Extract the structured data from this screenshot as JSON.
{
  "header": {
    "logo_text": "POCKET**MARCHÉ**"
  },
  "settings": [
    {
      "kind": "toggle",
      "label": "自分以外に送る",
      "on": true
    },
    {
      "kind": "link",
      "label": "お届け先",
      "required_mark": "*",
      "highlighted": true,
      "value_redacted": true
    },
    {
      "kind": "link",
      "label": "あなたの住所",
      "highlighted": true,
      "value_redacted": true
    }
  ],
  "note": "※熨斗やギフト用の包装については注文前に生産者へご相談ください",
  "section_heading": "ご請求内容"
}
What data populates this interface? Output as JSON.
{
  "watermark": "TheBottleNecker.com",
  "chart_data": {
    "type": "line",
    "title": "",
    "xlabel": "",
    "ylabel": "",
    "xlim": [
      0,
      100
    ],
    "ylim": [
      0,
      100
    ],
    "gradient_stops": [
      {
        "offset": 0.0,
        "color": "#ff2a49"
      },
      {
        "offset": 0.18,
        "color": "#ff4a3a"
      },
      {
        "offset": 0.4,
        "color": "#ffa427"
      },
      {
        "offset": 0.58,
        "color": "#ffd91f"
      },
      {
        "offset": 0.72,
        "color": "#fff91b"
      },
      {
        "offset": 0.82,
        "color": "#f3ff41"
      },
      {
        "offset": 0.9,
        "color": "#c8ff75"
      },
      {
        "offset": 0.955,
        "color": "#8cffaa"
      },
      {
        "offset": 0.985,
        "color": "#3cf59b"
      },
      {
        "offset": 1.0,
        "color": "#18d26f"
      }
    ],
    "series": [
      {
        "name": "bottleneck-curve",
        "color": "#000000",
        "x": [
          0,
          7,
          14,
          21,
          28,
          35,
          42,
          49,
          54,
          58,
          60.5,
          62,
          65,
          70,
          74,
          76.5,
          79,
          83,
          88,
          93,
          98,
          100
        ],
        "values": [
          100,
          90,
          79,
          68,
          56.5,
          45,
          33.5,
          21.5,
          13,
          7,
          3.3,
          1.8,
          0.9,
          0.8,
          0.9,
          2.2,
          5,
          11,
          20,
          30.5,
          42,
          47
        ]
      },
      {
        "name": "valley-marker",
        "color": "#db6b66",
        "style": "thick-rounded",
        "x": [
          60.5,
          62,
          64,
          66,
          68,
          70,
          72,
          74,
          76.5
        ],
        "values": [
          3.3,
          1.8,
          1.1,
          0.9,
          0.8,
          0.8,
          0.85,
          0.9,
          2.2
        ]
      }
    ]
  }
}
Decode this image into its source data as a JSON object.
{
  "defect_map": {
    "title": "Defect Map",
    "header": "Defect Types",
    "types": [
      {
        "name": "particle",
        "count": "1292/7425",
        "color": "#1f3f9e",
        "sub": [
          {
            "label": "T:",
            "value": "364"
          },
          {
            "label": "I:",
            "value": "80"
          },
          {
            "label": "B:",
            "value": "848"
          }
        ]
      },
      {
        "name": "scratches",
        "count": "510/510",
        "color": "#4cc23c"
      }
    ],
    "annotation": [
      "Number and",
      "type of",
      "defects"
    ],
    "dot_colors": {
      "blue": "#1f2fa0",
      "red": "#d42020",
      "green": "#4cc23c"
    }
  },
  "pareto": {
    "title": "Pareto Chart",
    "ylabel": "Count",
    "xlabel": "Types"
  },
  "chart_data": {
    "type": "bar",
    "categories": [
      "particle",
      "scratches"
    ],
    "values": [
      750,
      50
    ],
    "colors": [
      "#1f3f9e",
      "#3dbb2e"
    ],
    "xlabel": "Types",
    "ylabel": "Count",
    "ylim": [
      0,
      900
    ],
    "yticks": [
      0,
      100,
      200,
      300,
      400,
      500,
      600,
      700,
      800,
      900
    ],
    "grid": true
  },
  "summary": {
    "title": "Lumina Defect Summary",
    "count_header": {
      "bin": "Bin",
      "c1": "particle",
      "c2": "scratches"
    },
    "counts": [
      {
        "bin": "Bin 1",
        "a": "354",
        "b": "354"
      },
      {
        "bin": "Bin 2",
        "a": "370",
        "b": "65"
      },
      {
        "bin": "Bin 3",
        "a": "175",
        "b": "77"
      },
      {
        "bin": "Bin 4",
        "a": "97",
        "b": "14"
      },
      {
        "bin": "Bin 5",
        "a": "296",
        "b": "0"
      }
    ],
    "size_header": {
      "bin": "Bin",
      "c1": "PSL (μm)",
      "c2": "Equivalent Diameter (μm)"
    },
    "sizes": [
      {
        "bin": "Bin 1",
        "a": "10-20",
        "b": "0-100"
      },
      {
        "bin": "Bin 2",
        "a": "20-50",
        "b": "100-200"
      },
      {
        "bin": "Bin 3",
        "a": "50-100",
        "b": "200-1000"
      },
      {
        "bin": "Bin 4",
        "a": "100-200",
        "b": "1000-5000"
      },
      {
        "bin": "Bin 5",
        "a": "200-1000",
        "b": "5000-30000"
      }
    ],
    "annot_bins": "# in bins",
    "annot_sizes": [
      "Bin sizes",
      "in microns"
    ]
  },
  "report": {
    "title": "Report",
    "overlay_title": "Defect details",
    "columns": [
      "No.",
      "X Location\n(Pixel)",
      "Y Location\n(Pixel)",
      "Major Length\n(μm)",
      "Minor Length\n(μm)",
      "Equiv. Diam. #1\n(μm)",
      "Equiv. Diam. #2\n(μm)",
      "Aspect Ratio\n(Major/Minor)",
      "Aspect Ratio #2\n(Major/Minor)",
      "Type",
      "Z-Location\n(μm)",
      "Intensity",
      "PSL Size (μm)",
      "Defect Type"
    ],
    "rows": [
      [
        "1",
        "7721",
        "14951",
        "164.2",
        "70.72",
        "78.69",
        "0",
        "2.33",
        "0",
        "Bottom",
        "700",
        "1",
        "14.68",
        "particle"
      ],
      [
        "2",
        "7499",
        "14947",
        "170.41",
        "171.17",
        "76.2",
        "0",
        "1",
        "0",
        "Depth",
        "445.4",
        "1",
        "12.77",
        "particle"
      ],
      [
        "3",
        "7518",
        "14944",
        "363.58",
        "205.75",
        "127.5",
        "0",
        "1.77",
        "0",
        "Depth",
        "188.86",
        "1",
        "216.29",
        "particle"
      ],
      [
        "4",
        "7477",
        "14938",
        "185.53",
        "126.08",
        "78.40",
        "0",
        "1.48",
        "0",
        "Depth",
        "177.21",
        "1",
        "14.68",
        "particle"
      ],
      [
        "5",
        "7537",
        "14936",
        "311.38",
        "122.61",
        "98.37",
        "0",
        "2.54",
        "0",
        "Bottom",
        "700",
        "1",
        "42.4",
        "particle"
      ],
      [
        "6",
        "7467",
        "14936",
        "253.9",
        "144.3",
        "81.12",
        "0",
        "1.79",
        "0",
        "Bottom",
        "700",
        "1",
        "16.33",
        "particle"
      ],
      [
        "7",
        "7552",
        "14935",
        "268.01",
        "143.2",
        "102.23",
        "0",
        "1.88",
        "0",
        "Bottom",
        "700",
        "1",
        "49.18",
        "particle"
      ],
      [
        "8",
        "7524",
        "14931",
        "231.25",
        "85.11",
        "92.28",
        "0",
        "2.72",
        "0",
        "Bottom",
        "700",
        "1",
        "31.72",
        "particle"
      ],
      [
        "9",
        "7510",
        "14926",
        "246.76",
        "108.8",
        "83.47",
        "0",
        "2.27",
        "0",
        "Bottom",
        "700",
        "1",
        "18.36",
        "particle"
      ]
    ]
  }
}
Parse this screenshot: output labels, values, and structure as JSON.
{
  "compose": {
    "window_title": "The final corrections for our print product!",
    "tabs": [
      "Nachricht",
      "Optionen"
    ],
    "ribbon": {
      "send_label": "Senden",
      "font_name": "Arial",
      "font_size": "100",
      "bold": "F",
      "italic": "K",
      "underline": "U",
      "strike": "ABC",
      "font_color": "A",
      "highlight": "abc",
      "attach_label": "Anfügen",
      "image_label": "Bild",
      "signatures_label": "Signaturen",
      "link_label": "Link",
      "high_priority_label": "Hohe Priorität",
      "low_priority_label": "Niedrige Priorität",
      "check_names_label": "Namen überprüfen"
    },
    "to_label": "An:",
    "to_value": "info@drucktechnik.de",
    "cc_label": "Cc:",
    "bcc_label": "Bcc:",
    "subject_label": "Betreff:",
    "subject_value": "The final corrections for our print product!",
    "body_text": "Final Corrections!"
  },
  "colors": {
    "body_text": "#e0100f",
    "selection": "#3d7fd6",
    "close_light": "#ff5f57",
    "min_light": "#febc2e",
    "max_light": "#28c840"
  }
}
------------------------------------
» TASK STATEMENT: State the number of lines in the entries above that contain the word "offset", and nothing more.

» OUTPUT OF THE EXERCISE: 10